Originally published between 1927 and 1982, the volumes in this set: Outline the social, economic and topographical factors which brought about the Renaissance Examine the great Italian Renaissance cities and their families. Two volume focus in particular on the Medici women. Discuss the French Renaissance and its literary and artistic heritage. Survey the artistic manifestations of European Renaissance with particular reference to early 20th Century London collections in Sculpture, Art, Bronzes, Ceramics and Glass. Contrast various currents of thought in the Renaissance with their medieval counterparts or forerunners.
Originally published in 1978 this book assesses the Medici achievements as they appear to the 21st Century reader. As well as discussing individuals from the Medici clan, Medicean politics, bloodshed and conspiracies are also examined and relations with the other city states. Much of the material is based upon Medici archives and helps to provide a distinctive view of the Medici mystique.
Originally published in 1967, this book discusses some key writers of the Renaissance: Machiavelli, Castiglione, Bacon and Hobbes and compares their work by relating it that of others in England and elsewhere. Chapters on Bacon contain references to Galileo and Descartes; the chapter on Castiglione also touches on Montaigne. The book also contrasts various currents of thought in the Renaissance with their medieval counterparts or forerunners. The volume isolates the great themes, or revolutionary shifts in as they manifest themselves in the work of important writers and thinkers.

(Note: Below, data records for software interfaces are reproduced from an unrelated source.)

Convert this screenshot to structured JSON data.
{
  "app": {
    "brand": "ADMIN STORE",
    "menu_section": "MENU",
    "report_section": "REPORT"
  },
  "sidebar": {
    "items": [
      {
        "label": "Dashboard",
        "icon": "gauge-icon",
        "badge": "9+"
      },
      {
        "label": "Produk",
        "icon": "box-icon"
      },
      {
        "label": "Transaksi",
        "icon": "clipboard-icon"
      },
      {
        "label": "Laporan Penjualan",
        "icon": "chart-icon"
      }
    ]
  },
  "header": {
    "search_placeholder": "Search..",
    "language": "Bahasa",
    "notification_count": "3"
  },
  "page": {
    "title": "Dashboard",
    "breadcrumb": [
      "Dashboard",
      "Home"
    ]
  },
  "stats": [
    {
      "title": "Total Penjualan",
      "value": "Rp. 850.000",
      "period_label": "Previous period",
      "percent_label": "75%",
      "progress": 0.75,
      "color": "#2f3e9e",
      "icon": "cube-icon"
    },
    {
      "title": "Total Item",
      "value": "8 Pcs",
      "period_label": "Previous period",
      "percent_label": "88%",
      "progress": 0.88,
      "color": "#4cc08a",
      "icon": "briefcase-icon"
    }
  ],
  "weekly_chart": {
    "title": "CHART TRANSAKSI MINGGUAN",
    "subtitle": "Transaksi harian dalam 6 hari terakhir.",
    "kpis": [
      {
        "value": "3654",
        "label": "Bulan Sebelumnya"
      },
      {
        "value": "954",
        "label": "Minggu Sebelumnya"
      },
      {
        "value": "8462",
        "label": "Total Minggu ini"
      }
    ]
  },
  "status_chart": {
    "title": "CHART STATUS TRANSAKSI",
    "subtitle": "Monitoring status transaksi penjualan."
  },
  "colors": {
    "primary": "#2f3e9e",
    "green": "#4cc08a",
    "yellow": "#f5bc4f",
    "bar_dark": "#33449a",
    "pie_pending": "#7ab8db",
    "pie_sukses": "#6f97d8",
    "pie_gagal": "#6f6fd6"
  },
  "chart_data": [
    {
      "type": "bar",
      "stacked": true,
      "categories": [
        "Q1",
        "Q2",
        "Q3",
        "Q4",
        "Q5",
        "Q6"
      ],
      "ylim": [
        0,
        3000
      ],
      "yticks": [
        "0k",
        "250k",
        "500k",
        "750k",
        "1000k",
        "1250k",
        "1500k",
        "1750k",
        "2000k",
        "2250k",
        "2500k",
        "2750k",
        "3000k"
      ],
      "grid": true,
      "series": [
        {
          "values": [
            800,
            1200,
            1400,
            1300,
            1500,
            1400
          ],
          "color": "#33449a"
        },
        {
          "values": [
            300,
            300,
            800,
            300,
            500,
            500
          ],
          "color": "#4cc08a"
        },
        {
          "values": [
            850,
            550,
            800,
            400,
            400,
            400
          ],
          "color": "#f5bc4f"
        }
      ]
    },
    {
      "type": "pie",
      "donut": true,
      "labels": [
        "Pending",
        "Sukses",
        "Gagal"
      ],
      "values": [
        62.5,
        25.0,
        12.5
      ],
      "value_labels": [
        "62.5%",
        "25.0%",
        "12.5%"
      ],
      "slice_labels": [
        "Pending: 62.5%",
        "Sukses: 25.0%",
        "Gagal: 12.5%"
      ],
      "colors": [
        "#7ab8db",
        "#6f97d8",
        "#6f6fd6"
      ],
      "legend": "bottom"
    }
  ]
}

Originally published in 1960, paints a picture of what life was like in Renaissance Florence. It examines private and public life of Florentine citizens, governance and defence; the life of women; domestic arrangements; ritual and ceremony, siege and plague.
Originally published in 1933 this volume traces the history of the Renaissance in Europe and shows how its artistic manifestations differed in each successive country, drawing reference from the numerous works of art that were in the London Museums and galleries in the early 20th Century. Among other things, the book covers Sculpture, Painting, Drawing, Manuscripts, Bronzes, Ceramics, Jewellery and Glass.
Originally published in 1968 this collection of essays is authored by scholars from the UK, Europe and the U. S. A. and covers Renaissance art, prose and poetry including discussions on the work of Montaigne, Rabelais, Flaubert and Baudelaire.
Originally published in 1962, the second volume of how the psychological structure of German politics evolved deals with the age of monarchical absolutism and intellectual enlightenment, i.e. the last one and a half centuries of the Roman-German Empire. It traces the political principles which inspired the leading statesmen, the advocates of reforms and their adversaries, as well as the various social groups. This is a history of ideal and ideologies, of public opinions and of the ideas which a people holds of itself and other peoples and vice versa. It paved the way for an unprejudiced view of nations by comparing their thought and actions under comparable circumstances and investigating parallels and differences from a sociological point of view.
When originally published in 1945 this book was the first to give a detailed account, based largely upon original sources, of the `Scheldt Question' from its medieval origins to the settlement of 1839 and to set it against an adequate background of political and economic history. The river Scheldt, the waterway giving access to the port of Antwerp which was so much in the news during the Allied liberation of Belgium and Holland was for centuries the subject of an international question in which all the leading states of Europe were at different times involved. The later part of the book is based on archival researches including the private papers of Lord Palmerston.